The 2.2 million people on the clinically vulnerable shielding list in England are to be given specific advice based on the alert level they fall into under the new tier restrictions system.
The shielding group – which is defined by medics as those who are clinically extremely vulnerable, based on age, ethnicity, gender, and individual clinical needs are to be told they no longer need to stay in their homes to keep safe.
This is predicted to range from “meet others outside where possible” for Tier 1 areas, to “ask people in your household, support bubble or volunteers to collect food and medicines” for those whose homes are in Tier 3.
This advice was announced this afternoon by Deputy Chief Medical Officer Dr Jenny Harries.
However, it is believed that officials are making plans for even tighter shielding restrictions within the Tier 3 areas which have the most worrying levels of coronavirus (COVID-19) transmission, and there are warnings that vulnerable residents in those potential future “prescribed areas” may in fact told to shield by staying indoors as they did during the national lockdown.
Dr Jenny Harries stressed the letters being sent out would contain guidance and not compulsory instructions.
The new advice – which is said to be based on mitigating factors including the ‘rule of six’ and mask-wearing – encourages people to continue to work and take outdoor exercise, and the letters will provide what is being described as “soft” advice in addition to the national restrictions.
For clinically vulnerable residents under Tier 1 restrictions, the advice includes: “Strictly observe social distancing, meet others outside where possible, limit unnecessary journeys on public transport and work from home where possible, but you can still go to work and children should still attend school.
“This is on top of restrictions for everyone to only meet in groups of up to six people.”
For Tier 2 areas – which includes Greater Manchester and widespread areas of the North West – which are under the ‘high’ alert level, the advice states: “Reduce the number of different people met outside, avoid travel except for essential journeys, work from home where possible and reduce the number of shopping trips made or go at quieter times of the day.
“You can still go to work if you cannot work from home because all workplaces should be COVID secure, and children should still attend school.”
When it comes to residents under Tier 3, which is at present solely the Liverpool City Region, the advice will be: “Work from home, in general stay at home as much as possible, and avoid all but essential travel. You should also significantly reduce shopping trips, and if possible use online delivery or ask people in your household, support bubble or volunteers to collect food and medicines.
“People in these areas are encouraged to still go outside for exercise, and can still go to school and to work if they cannot work from home.”
Dr Jenny Harries said: “The new system will provide clarity on how best those in this group can keep themselves as safe as possible depending on the rates of transmission in their local area.
“We will continue to monitor the evidence closely,

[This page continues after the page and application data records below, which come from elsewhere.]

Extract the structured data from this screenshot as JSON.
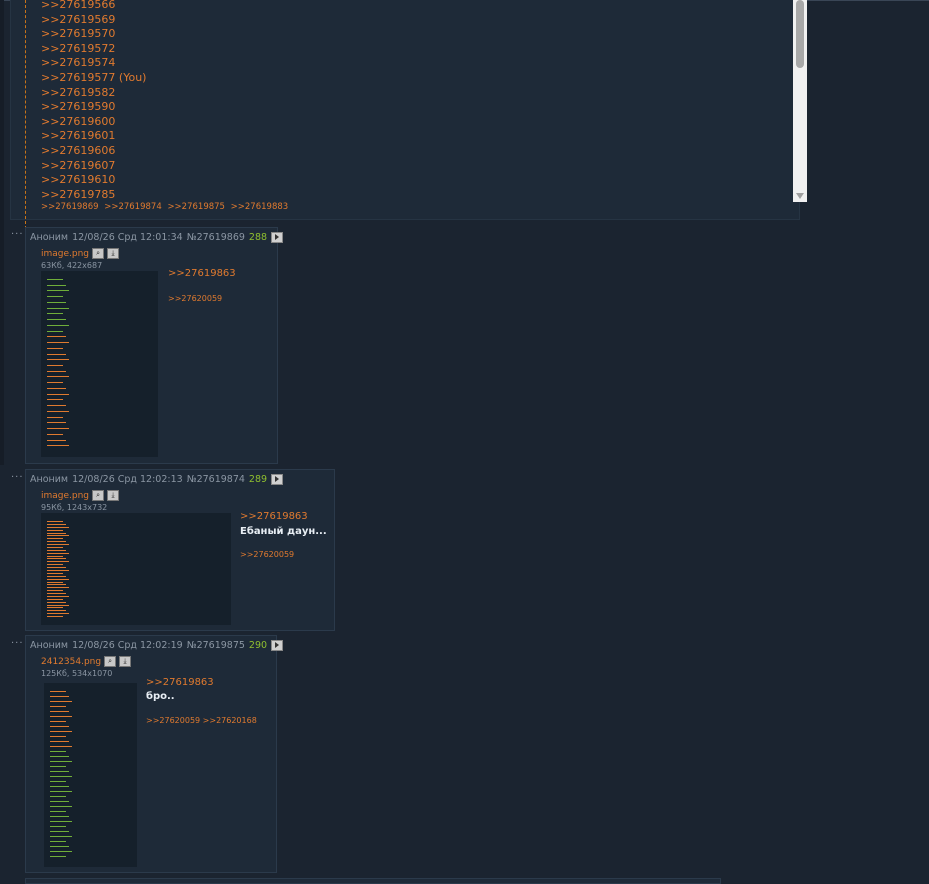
{
  "top_post": {
    "replies": [
      ">>27619566",
      ">>27619569",
      ">>27619570",
      ">>27619572",
      ">>27619574",
      ">>27619577",
      ">>27619582",
      ">>27619590",
      ">>27619600",
      ">>27619601",
      ">>27619606",
      ">>27619607",
      ">>27619610",
      ">>27619785"
    ],
    "you_marker": "(You)",
    "backrefs": [
      ">>27619869",
      ">>27619874",
      ">>27619875",
      ">>27619883"
    ]
  },
  "posts": [
    {
      "name": "Аноним",
      "date": "12/08/26 Срд 12:01:34",
      "id": "№27619869",
      "index": "288",
      "file_name": "image.png",
      "file_meta": "63Кб, 422x687",
      "reply_to": ">>27619863",
      "text": "",
      "backrefs": ">>27620059"
    },
    {
      "name": "Аноним",
      "date": "12/08/26 Срд 12:02:13",
      "id": "№27619874",
      "index": "289",
      "file_name": "image.png",
      "file_meta": "95Кб, 1243x732",
      "reply_to": ">>27619863",
      "text": "Ебаный даун...",
      "backrefs": ">>27620059"
    },
    {
      "name": "Аноним",
      "date": "12/08/26 Срд 12:02:19",
      "id": "№27619875",
      "index": "290",
      "file_name": "2412354.png",
      "file_meta": "125Кб, 534x1070",
      "reply_to": ">>27619863",
      "text": "бро..",
      "backrefs": ">>27620059 >>27620168"
    }
  ],
  "menu_dots": "...",
  "colors": {
    "background": "#1b2430",
    "post_bg": "#1e2a38",
    "link": "#e07a2f",
    "post_number": "#8fbf2f"
  },
  "icons": {
    "zoom": "magnifier-icon",
    "download": "download-icon",
    "play": "play-icon"
  }
}
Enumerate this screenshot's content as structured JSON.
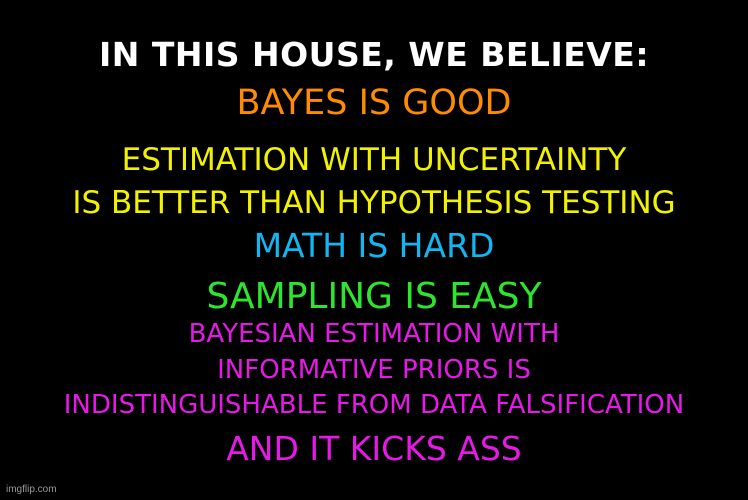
{
  "header": "IN THIS HOUSE, WE BELIEVE:",
  "lines": [
    {
      "text": "BAYES IS GOOD",
      "color": "#ff8c00"
    },
    {
      "text": "ESTIMATION WITH UNCERTAINTY",
      "color": "#f2f200"
    },
    {
      "text": "IS BETTER THAN HYPOTHESIS TESTING",
      "color": "#f2f200"
    },
    {
      "text": "MATH IS HARD",
      "color": "#12b6f0"
    },
    {
      "text": "SAMPLING IS EASY",
      "color": "#2ee52e"
    },
    {
      "text": "BAYESIAN ESTIMATION WITH",
      "color": "#e619e6"
    },
    {
      "text": "INFORMATIVE PRIORS IS",
      "color": "#e619e6"
    },
    {
      "text": "INDISTINGUISHABLE FROM DATA FALSIFICATION",
      "color": "#e619e6"
    },
    {
      "text": "AND IT KICKS ASS",
      "color": "#e619e6"
    }
  ],
  "watermark": "imgflip.com"
}
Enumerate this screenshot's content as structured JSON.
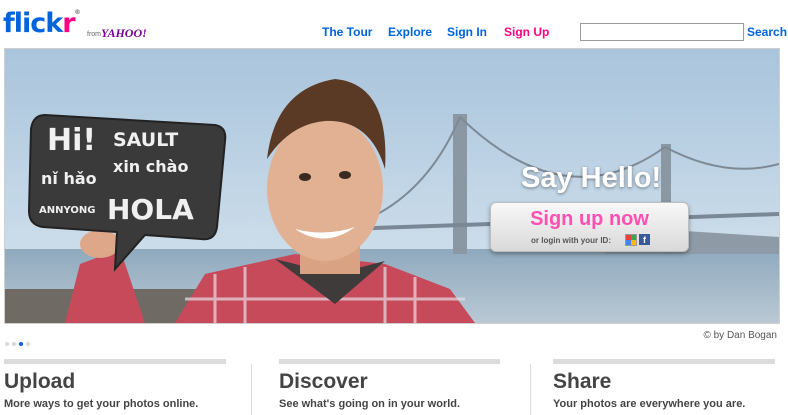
{
  "header": {
    "logo_text_fl": "flick",
    "logo_text_r": "r",
    "logo_reg": "®",
    "from_text": "from",
    "yahoo_text": "YAHOO!",
    "nav": [
      "The Tour",
      "Explore",
      "Sign In",
      "Sign Up"
    ],
    "search_label": "Search",
    "search_value": ""
  },
  "hero": {
    "say_hello": "Say Hello!",
    "signup_now": "Sign up now",
    "login_with": "or login with your ID:",
    "facebook_letter": "f",
    "sign_lines": [
      "Hi!",
      "SAULT",
      "xin chào",
      "nǐ hǎo",
      "ANNYONG",
      "HOLA"
    ]
  },
  "slides": {
    "count": 4,
    "active": 3
  },
  "credit": "© by Dan Bogan",
  "columns": [
    {
      "title": "Upload",
      "subtitle": "More ways to get your photos online."
    },
    {
      "title": "Discover",
      "subtitle": "See what's going on in your world."
    },
    {
      "title": "Share",
      "subtitle": "Your photos are everywhere you are."
    }
  ],
  "colors": {
    "flickr_blue": "#0063dc",
    "flickr_pink": "#ff0084",
    "signup_pink": "#ff4fb0"
  }
}
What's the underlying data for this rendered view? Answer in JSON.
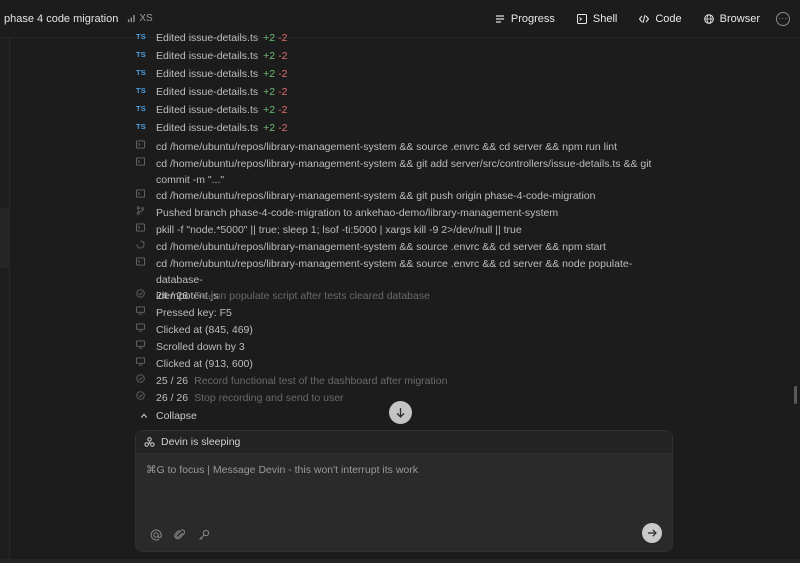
{
  "header": {
    "title": "phase 4 code migration",
    "size_badge": "XS",
    "tabs": [
      {
        "label": "Progress",
        "icon": "progress-icon"
      },
      {
        "label": "Shell",
        "icon": "terminal-icon"
      },
      {
        "label": "Code",
        "icon": "code-icon"
      },
      {
        "label": "Browser",
        "icon": "globe-icon"
      }
    ]
  },
  "feed": {
    "edits": [
      {
        "badge": "TS",
        "text": "Edited issue-details.ts",
        "added": "+2",
        "removed": "-2"
      },
      {
        "badge": "TS",
        "text": "Edited issue-details.ts",
        "added": "+2",
        "removed": "-2"
      },
      {
        "badge": "TS",
        "text": "Edited issue-details.ts",
        "added": "+2",
        "removed": "-2"
      },
      {
        "badge": "TS",
        "text": "Edited issue-details.ts",
        "added": "+2",
        "removed": "-2"
      },
      {
        "badge": "TS",
        "text": "Edited issue-details.ts",
        "added": "+2",
        "removed": "-2"
      },
      {
        "badge": "TS",
        "text": "Edited issue-details.ts",
        "added": "+2",
        "removed": "-2"
      }
    ],
    "commands": {
      "c1": "cd /home/ubuntu/repos/library-management-system && source .envrc && cd server && npm run lint",
      "c2a": "cd /home/ubuntu/repos/library-management-system && git add server/src/controllers/issue-details.ts && git",
      "c2b": "commit -m \"...\"",
      "c3": "cd /home/ubuntu/repos/library-management-system && git push origin phase-4-code-migration",
      "c4": "Pushed branch phase-4-code-migration to ankehao-demo/library-management-system",
      "c5": "pkill -f \"node.*5000\" || true; sleep 1; lsof -ti:5000 | xargs kill -9 2>/dev/null || true",
      "c6": "cd /home/ubuntu/repos/library-management-system && source .envrc && cd server && npm start",
      "c7a": "cd /home/ubuntu/repos/library-management-system && source .envrc && cd server && node populate-database-",
      "c7b": "idempotent.js"
    },
    "step24": {
      "num": "24 / 26",
      "desc": "Re-run populate script after tests cleared database"
    },
    "browser_actions": {
      "a1": "Pressed key: F5",
      "a2": "Clicked at (845, 469)",
      "a3": "Scrolled down by 3",
      "a4": "Clicked at (913, 600)"
    },
    "step25": {
      "num": "25 / 26",
      "desc": "Record functional test of the dashboard after migration"
    },
    "step26": {
      "num": "26 / 26",
      "desc": "Stop recording and send to user"
    },
    "collapse_label": "Collapse"
  },
  "composer": {
    "status": "Devin is sleeping",
    "placeholder": "⌘G to focus | Message Devin - this won't interrupt its work"
  },
  "colors": {
    "background": "#1c1c1c",
    "added": "#6fbf73",
    "removed": "#e06c6c",
    "ts_badge": "#4d9de0"
  }
}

“[And] fine tune this approach to make sure everyone in this group is clear about the safest way to go about their daily lives, particularly over the coming winter months,”
You can find more information about who was previously classed as clinically vulnerable here.
For the latest information, guidance and support during the coronavirus (COVID-19) pandemic in the UK, please do refer to official sources at gov.uk/coronavirus.
‘Significant risk’ of UK gas shortages this winter, regulator warns
Energy regulator Ofgem has warned that the UK faces a ‘significant risk’ of gas shortages this winter.
According to reports in The Times, the regulator has unveiled concerns that the country could face blackouts over the coming months thanks to an undersupply of gas to Europe caused by Russia’s war with Ukraine.
Warning that a “gas supply emergency” could be looming ahead, the energy regulator has said that some gas-fired power plants could see their supplies cut off, which in turn would stop generators from producing electricity.
The alert comes just days before an expected update from the National Grid on the likelihood of countrywide power cuts this winter.
Responsing to arequest from SSE, which owns several gas power stations, Ofgem outlined what is set to be a huge issue of concern given that the UK relies on large gas plants to produce the biggest share of its electricity supply.
The regulator also pointed to rules that could see power plants penalised as a result of shortages, warning of a worst-case scenario that would see the “potential insolvency of gas-fired generators” caused by rules that require plants to pay huge charges if they fail to deliver on promised quotas.
Adding that the issue must be addressed to prevent a “significant impact on the safety and security of the electricity and/or gas systems”, the regulator echoed concerns now widespread in Europe as its comments followed a similar statement made by the International Energy Agency (IEA) this morning.
Europeans are already being told they must lower their thermostats and boilers in preparation in case gas supplies are cut off, with Paris-based agency IEA warning today that the EU must focus on getting underground gas reserve levels to 90% of capacity in case of a complete Russian supply shut-off.
Preparation are already being made in Europe with the German government having approved a set of energy-saving measures for the winter to limit use in public buildings. In France, meanwhile, companies have already been warned they may face energy rationing this winter.
Whilst the UK government is yet to announce any energey saving measures, Ofgem has said that it expect s“this winter to be more challenging than last year” and that it is taking “reasonable regulatory steps to mitigate and reduce the risks”.